----- SUPPLIED MATERIAL -----
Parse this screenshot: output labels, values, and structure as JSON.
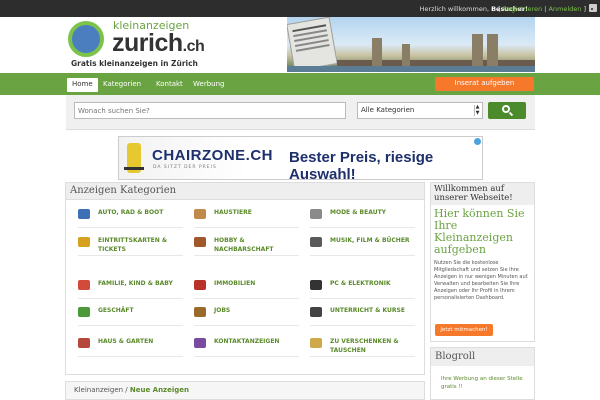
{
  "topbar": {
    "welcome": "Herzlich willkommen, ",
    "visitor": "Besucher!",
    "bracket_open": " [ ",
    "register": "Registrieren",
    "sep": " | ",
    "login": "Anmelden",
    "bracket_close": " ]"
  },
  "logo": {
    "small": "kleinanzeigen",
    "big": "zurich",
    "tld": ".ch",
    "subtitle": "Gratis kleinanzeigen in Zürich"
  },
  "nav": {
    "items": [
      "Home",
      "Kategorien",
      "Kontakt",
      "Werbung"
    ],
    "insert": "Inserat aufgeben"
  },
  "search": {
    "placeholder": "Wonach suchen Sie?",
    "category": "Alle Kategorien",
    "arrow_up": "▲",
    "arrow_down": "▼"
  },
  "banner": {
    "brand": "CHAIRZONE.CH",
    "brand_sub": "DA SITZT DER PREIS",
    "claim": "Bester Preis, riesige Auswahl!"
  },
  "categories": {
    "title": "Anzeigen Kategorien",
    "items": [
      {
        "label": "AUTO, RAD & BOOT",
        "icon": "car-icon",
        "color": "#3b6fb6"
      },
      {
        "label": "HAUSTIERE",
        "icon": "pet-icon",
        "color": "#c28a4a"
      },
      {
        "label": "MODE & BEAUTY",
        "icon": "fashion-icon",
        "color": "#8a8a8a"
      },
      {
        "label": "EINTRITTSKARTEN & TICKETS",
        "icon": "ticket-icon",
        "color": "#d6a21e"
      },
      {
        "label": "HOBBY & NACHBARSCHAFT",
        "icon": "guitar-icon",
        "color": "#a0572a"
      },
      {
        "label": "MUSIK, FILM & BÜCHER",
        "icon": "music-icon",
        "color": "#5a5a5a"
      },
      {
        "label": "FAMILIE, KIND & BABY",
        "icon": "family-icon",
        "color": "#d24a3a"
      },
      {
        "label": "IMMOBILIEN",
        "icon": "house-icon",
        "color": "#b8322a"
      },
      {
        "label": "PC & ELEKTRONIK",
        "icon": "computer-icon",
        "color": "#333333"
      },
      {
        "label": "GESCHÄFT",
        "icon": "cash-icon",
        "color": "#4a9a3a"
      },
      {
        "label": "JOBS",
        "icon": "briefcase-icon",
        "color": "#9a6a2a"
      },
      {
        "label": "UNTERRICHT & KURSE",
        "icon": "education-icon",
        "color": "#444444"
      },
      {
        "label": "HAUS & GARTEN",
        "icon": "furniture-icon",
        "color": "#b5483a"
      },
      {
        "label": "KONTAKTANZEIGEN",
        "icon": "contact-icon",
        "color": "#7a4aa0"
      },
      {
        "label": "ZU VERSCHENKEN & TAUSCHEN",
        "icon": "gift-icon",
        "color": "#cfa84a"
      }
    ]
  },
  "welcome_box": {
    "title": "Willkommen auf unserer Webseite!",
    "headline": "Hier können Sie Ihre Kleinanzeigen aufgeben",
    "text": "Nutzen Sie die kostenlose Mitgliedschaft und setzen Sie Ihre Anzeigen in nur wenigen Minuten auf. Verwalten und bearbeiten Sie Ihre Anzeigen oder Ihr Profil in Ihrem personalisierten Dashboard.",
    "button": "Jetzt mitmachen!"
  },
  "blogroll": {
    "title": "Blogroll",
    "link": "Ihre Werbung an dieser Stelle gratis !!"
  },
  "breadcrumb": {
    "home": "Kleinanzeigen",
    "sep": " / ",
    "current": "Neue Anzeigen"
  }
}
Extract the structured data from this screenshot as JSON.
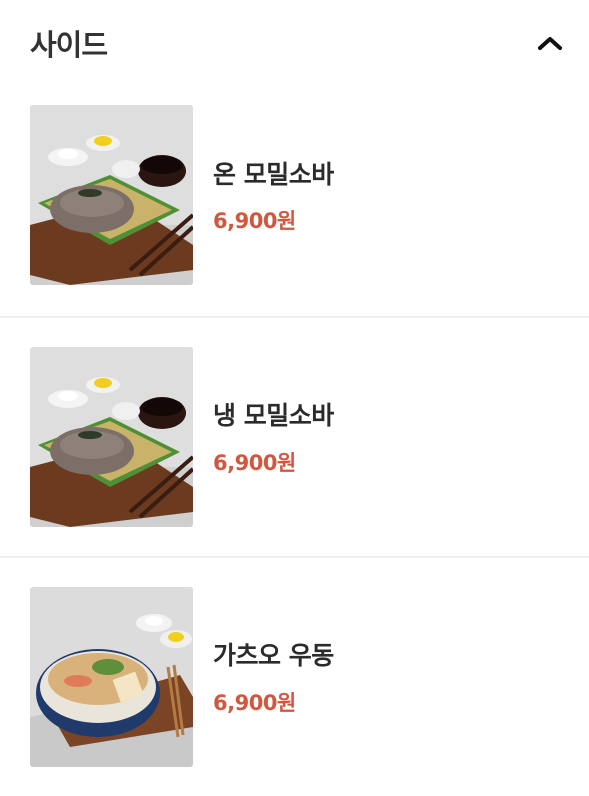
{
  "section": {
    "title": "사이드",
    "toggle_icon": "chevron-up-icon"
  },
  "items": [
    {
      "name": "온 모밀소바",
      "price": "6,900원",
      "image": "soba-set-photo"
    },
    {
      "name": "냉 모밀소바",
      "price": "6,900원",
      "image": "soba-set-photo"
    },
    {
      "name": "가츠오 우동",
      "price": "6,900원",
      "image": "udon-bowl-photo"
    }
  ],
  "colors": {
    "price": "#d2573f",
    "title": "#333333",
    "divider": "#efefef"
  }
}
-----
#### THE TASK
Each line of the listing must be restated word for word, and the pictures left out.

#### SOLUTION
Parse this screenshot: output labels, values, and structure as JSON.
{
  "topbar": {
    "welcome": "Herzlich willkommen, ",
    "visitor": "Besucher!",
    "bracket_open": " [ ",
    "register": "Registrieren",
    "sep": " | ",
    "login": "Anmelden",
    "bracket_close": " ]"
  },
  "logo": {
    "small": "kleinanzeigen",
    "big": "zurich",
    "tld": ".ch",
    "subtitle": "Gratis kleinanzeigen in Zürich"
  },
  "nav": {
    "items": [
      "Home",
      "Kategorien",
      "Kontakt",
      "Werbung"
    ],
    "insert": "Inserat aufgeben"
  },
  "search": {
    "placeholder": "Wonach suchen Sie?",
    "category": "Alle Kategorien",
    "arrow_up": "▲",
    "arrow_down": "▼"
  },
  "banner": {
    "brand": "CHAIRZONE.CH",
    "brand_sub": "DA SITZT DER PREIS",
    "claim": "Bester Preis, riesige Auswahl!"
  },
  "categories": {
    "title": "Anzeigen Kategorien",
    "items": [
      {
        "label": "AUTO, RAD & BOOT",
        "icon": "car-icon",
        "color": "#3b6fb6"
      },
      {
        "label": "HAUSTIERE",
        "icon": "pet-icon",
        "color": "#c28a4a"
      },
      {
        "label": "MODE & BEAUTY",
        "icon": "fashion-icon",
        "color": "#8a8a8a"
      },
      {
        "label": "EINTRITTSKARTEN & TICKETS",
        "icon": "ticket-icon",
        "color": "#d6a21e"
      },
      {
        "label": "HOBBY & NACHBARSCHAFT",
        "icon": "guitar-icon",
        "color": "#a0572a"
      },
      {
        "label": "MUSIK, FILM & BÜCHER",
        "icon": "music-icon",
        "color": "#5a5a5a"
      },
      {
        "label": "FAMILIE, KIND & BABY",
        "icon": "family-icon",
        "color": "#d24a3a"
      },
      {
        "label": "IMMOBILIEN",
        "icon": "house-icon",
        "color": "#b8322a"
      },
      {
        "label": "PC & ELEKTRONIK",
        "icon": "computer-icon",
        "color": "#333333"
      },
      {
        "label": "GESCHÄFT",
        "icon": "cash-icon",
        "color": "#4a9a3a"
      },
      {
        "label": "JOBS",
        "icon": "briefcase-icon",
        "color": "#9a6a2a"
      },
      {
        "label": "UNTERRICHT & KURSE",
        "icon": "education-icon",
        "color": "#444444"
      },
      {
        "label": "HAUS & GARTEN",
        "icon": "furniture-icon",
        "color": "#b5483a"
      },
      {
        "label": "KONTAKTANZEIGEN",
        "icon": "contact-icon",
        "color": "#7a4aa0"
      },
      {
        "label": "ZU VERSCHENKEN & TAUSCHEN",
        "icon": "gift-icon",
        "color": "#cfa84a"
      }
    ]
  },
  "welcome_box": {
    "title": "Willkommen auf unserer Webseite!",
    "headline": "Hier können Sie Ihre Kleinanzeigen aufgeben",
    "text": "Nutzen Sie die kostenlose Mitgliedschaft und setzen Sie Ihre Anzeigen in nur wenigen Minuten auf. Verwalten und bearbeiten Sie Ihre Anzeigen oder Ihr Profil in Ihrem personalisierten Dashboard.",
    "button": "Jetzt mitmachen!"
  },
  "blogroll": {
    "title": "Blogroll",
    "link": "Ihre Werbung an dieser Stelle gratis !!"
  },
  "breadcrumb": {
    "home": "Kleinanzeigen",
    "sep": " / ",
    "current": "Neue Anzeigen"
  }
}
Extract the structured data from this screenshot as JSON.
{
  "section": {
    "title": "사이드",
    "toggle_icon": "chevron-up-icon"
  },
  "items": [
    {
      "name": "온 모밀소바",
      "price": "6,900원",
      "image": "soba-set-photo"
    },
    {
      "name": "냉 모밀소바",
      "price": "6,900원",
      "image": "soba-set-photo"
    },
    {
      "name": "가츠오 우동",
      "price": "6,900원",
      "image": "udon-bowl-photo"
    }
  ],
  "colors": {
    "price": "#d2573f",
    "title": "#333333",
    "divider": "#efefef"
  }
}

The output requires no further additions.